Sometimes, on these visits to Krasnopillya military cemetery on the outskirts of Dnipro, in south-east Ukraine, she will balance sweets or biscuits on the black wooden crosses – a Ukrainian tradition – or give the small plaques a wipe and pick up any litter that has been scattered by the wind.
Her son, Kostyantyn, 31, is buried on the other side of the vast scrubland, reports Daniel Boffey in Dnipro, where those killed in 2022 can be found under the fluttering yellow-and-blue national flags and giant floral displays.
His pristine plot is full of orange and yellow marigolds, but Sribna, wearing her smartest black polka-dot dress, is one of a group of women who also tend to the simpler graves of those yet to be claimed – the “temporarily unknown defenders”.
Russian women fear return of murderers who fought for Wagner
The 2020 murder of Vera Pekhteleva, by her ex-boyfriend, was so gruesome that even in Russia, where violence against women often goes under the radar, it caused a media outcry, Shaun Walker reported.
Vladislav Kanyus spent hours torturing Pekhteleva before she died; neighbours repeatedly called police to report horrifying screams coming from the neighbouring apartment, but the police did not show up. At trial, it emerged there had been 111 injuries on Pekhteleva’s body.
Last summer, a court in Siberia sentenced Kanyus to 17 years in prison for the murder. Pekhteleva’s family members were disappointed that the judge dismissed additional charges of rape and unlawful imprisonment, but breathed a sigh of relief that the murder charge alone would put Kanyus behind bars for 17 years.

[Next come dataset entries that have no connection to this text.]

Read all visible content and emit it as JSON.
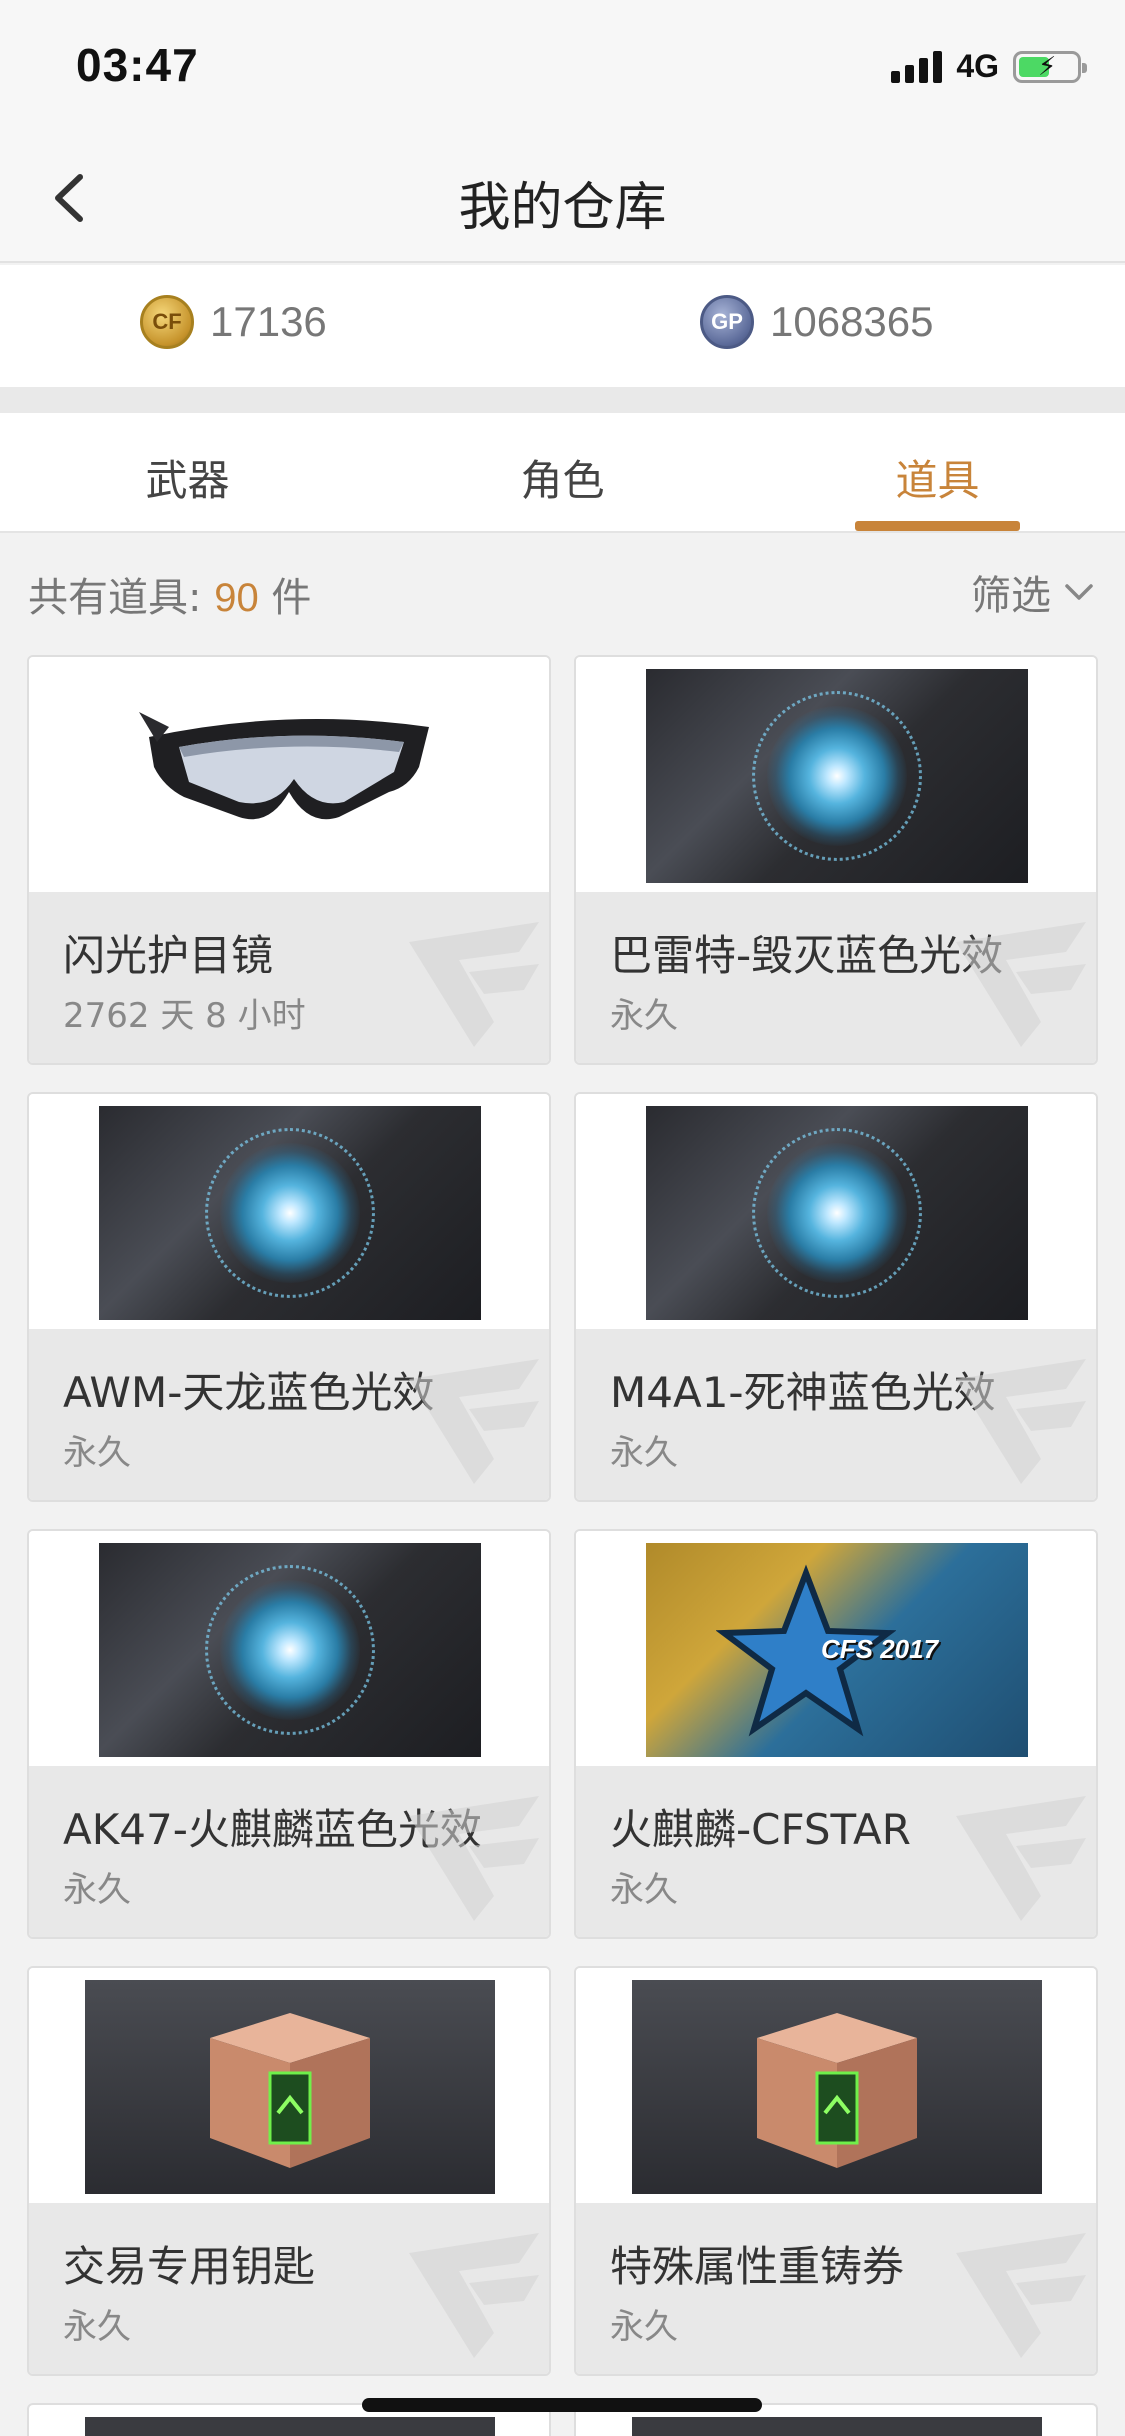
{
  "status_bar": {
    "time": "03:47",
    "network": "4G"
  },
  "nav": {
    "title": "我的仓库"
  },
  "currency": {
    "coins": "17136",
    "coin_icon_label": "CF",
    "gp": "1068365",
    "gp_icon_label": "GP"
  },
  "tabs": [
    {
      "label": "武器",
      "active": false
    },
    {
      "label": "角色",
      "active": false
    },
    {
      "label": "道具",
      "active": true
    }
  ],
  "summary": {
    "prefix": "共有道具:",
    "count": "90",
    "unit": "件",
    "filter_label": "筛选"
  },
  "items": [
    {
      "name": "闪光护目镜",
      "duration": "2762 天 8 小时",
      "image": "goggles"
    },
    {
      "name": "巴雷特-毁灭蓝色光效",
      "duration": "永久",
      "image": "blue-glow"
    },
    {
      "name": "AWM-天龙蓝色光效",
      "duration": "永久",
      "image": "blue-glow"
    },
    {
      "name": "M4A1-死神蓝色光效",
      "duration": "永久",
      "image": "blue-glow"
    },
    {
      "name": "AK47-火麒麟蓝色光效",
      "duration": "永久",
      "image": "blue-glow"
    },
    {
      "name": "火麒麟-CFSTAR",
      "duration": "永久",
      "image": "cfs-star",
      "image_text": "CFS 2017"
    },
    {
      "name": "交易专用钥匙",
      "duration": "永久",
      "image": "crate"
    },
    {
      "name": "特殊属性重铸券",
      "duration": "永久",
      "image": "crate"
    }
  ],
  "colors": {
    "accent": "#c8843a",
    "tab_text": "#444444",
    "footer_bg": "#e8e8e8"
  }
}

Nine months later, in the middle of May, Pekhteleva’s mother received two photographs from an anonymous account on WhatsApp. They showed a man in military fatigues and were accompanied by a message: “Kanyus is free, and fighting in Ukraine.”